On the king's return to Antioch, Philip was driven thence and suppressed. It has been before mentioned that ambassadors had been sent from Rome tò regulate the affairs of Syria : these ambassadors finding that the king had more ships and elephants than the treaty al
• 1 Macc, vi, 57,
2 Macc, xij. 3-8.
+ Ibid. 62.
lowed, caused the supernumerary ships to be burnt, and the elephants to be slain. This measure occasioned great discontent amongst the people, and a man called Leptines, being particularly exasperated, murdered one of the ambassadors whilst he was bathing. An embassy was immediately dispatched to Rome to excuse the king, but the senate dismissed them with silent indig. nation,
Demetrius, the son of Seleucus, availed himself of this opportunity, landed in Syria *, obtained the kingdom, and caused Antiochus to be put to death.
Alcimus, who had been appointed high-priest, was rejected by the Jews, because he had polluted + himself with conforming to the manners of the Greeks ; he therefore assembled all the apostate Jews, and going at the head of them addressed the new king for relief against Judas and his brethren, accusing them of slaying many of the king's friends, and driving others out of the country; and by this accusation so prejudiced the king against them, that he sent Bacchides, governor of Mesopotamia, into Judea with an army, and joined Alcimus in the commission with him, for making war upon the Jews.
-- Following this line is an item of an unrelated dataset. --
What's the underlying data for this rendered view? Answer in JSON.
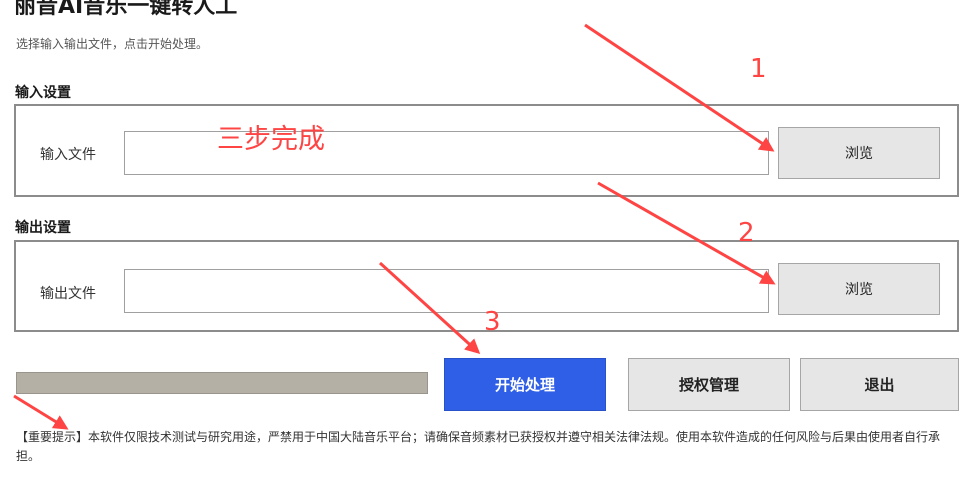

On their first arrival they proceeded with artifice, and pretended to come with peaceable intentions, but Judas and his brethren were aware of their treachery; some of the Jews, however, were deceived by them, and were destroyed; amongst these were sixty of the Assideans, and several of the scribes or doctors of the law. After this Bacchides returned to the king, but Alcimus remained with a part of the forces, who drew many deserters to him, and much disturbed the state of Israel. This provoked Judas to take the field in order to punish those who had revolted. Alcimus. went again to the king, and having presented him with a crown of gold, and other gifts, renewed his complaints against Judas; which being seconded by some in the court who were enemies to the Jews, Demetrius was induced to send another army to subdue them, under Nicanor their old enemy; commanding him to cut off Judas, disperse his followers and establish Alcimus in the high-priest's office. Nicanor was at first unwilling to make war on Judas, but being urged by the king, he at length pursued it with fury; and having spoken many blasphemous words against the Temple, and threatened to destroy it, and build a temple to Bacchus in the room of it, he was slain and his army routed by Judas. After * this, the Jews took out the spoils, cut off Nicanor's head, and the impious hand which he had. lifted against the holy Temple, and hanged them upon one of the towers of Jerusalem, they then kept a day of great rejoicing, which was afterwards observed as an apnual festival.
2 Macc. xiv. 1, 2.
† 2 Macc. xiv. 3.
THE CONCLUSION OF THE HISTORY OF JUDAS
We must now begin to take a view of the Roman empire, which was described to Daniel in the remarkable vision we formerly read, under the image of a fourth beast, dreadful, and strong exceedingly, which, with great iron teeth, devoured and brake in pieces, and stamped the residue with the feet of it. The history of the Romans shews that this was a very just representation of their
* 2 Mace. xiv.